Now tell me, in light of all that, why should we care about inconsequential details of Kurt's life like whether gets a solo part with his new glee club? And why would Rachel want to do even the tiniest thing to help her competition? This performance's calling card seems to be the fact that they sing the song in the same key. That amusing tidbit raised the grade to something halfway respectable.
"The Living Years". C+. Am I supposed to find something poignant about old people singing a song about death? Should I admire their bravery in standing defiant in the face of the jaws of death that could spit out their bones at any moment?
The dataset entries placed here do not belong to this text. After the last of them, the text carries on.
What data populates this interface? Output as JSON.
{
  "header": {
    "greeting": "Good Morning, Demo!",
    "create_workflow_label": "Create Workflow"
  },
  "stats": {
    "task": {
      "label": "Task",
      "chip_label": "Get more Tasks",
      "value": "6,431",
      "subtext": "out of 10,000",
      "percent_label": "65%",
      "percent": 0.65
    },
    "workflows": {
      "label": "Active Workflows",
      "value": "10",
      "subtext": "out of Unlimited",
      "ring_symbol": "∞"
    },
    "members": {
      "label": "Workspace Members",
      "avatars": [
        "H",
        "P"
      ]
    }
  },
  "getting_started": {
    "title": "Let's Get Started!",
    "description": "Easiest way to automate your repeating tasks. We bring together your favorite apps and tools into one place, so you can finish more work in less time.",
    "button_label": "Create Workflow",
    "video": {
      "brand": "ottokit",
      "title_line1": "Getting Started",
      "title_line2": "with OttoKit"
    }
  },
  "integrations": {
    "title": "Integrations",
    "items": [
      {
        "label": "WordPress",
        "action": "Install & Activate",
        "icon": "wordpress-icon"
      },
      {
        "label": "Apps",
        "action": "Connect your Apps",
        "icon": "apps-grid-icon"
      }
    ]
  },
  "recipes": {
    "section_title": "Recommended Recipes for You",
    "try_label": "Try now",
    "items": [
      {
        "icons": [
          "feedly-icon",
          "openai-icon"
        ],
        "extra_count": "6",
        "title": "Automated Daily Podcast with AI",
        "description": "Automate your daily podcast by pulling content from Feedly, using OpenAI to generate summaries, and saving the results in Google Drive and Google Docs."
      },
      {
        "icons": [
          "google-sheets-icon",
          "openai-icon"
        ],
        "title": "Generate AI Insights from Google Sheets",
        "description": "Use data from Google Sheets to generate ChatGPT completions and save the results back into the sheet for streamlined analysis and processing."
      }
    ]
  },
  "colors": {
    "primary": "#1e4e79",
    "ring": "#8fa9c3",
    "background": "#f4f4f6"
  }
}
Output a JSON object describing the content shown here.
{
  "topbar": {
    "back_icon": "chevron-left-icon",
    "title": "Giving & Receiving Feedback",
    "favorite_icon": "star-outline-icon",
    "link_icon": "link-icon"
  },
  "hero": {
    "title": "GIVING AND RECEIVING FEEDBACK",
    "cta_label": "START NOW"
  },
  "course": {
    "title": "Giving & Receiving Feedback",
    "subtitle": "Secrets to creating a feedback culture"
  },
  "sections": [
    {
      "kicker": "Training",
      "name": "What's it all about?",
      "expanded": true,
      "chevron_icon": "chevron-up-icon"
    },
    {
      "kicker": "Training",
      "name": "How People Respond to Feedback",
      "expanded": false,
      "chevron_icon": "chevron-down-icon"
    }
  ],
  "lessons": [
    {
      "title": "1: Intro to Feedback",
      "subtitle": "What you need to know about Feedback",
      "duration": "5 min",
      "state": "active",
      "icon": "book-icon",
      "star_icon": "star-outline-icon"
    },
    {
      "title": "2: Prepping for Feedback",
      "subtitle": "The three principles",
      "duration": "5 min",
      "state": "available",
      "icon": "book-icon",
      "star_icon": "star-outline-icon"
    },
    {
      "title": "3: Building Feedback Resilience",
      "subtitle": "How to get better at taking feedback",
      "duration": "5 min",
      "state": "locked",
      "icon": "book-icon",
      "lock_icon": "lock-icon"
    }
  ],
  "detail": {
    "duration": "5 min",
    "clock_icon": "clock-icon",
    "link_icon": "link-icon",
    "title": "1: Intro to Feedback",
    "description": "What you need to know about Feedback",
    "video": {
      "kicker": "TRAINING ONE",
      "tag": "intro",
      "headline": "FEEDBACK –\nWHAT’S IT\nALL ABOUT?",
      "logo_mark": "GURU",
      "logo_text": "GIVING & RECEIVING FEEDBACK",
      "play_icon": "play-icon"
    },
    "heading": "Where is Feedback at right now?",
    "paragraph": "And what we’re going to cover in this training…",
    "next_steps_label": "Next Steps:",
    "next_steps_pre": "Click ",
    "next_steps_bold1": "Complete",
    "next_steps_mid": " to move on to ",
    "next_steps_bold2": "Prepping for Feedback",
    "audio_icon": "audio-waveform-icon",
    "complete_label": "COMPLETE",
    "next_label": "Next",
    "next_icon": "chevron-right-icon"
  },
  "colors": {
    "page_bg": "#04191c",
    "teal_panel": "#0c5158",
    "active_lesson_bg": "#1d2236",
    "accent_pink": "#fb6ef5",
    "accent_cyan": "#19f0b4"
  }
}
At least the seniors themselves were game, and put forth a big effort to make the performance watchable.
"Hey, Soul Sister". B-. The Warblers' M.O. is becoming clear -- they take modern pop hits and make them so white bread that you can scrape the penicillin off the crusts when they're done. And their choreography is horrendous.
"(I've Had) The Time of My Life"/"Valerie". B/B. Mr. Schue was right -- "Glee" isn't the Finn and Rachel show anymore, and giving other characters their time in the spotlight is a Good Thing. But there wasn't anything special in this performance, nothing we hadn't seen a million times before, and that's largely because they didn't pull out all the stops using their best talent. Was I supposed to be touched by the Sam/Quinn relationship blossoming right there on stage like Finn and Rachel's did one year ago? Was I supposed to be moved by Mike Chang making the most of his leading dance role and Artie's "inspirational" speech to Brittany? New Directions' Season One Sectionals and Regionals performances were worthy climaxes to their respective half seasons (both were worthy of at least A's), but this was the very definition of ordinary.
"Dog Days Are Over". C+. I'd never heard or heard of this song, but it fell into the tired old "Glee" trick of using a throwaway tune with a title that approximates the sentiment that they'd like to end the show with.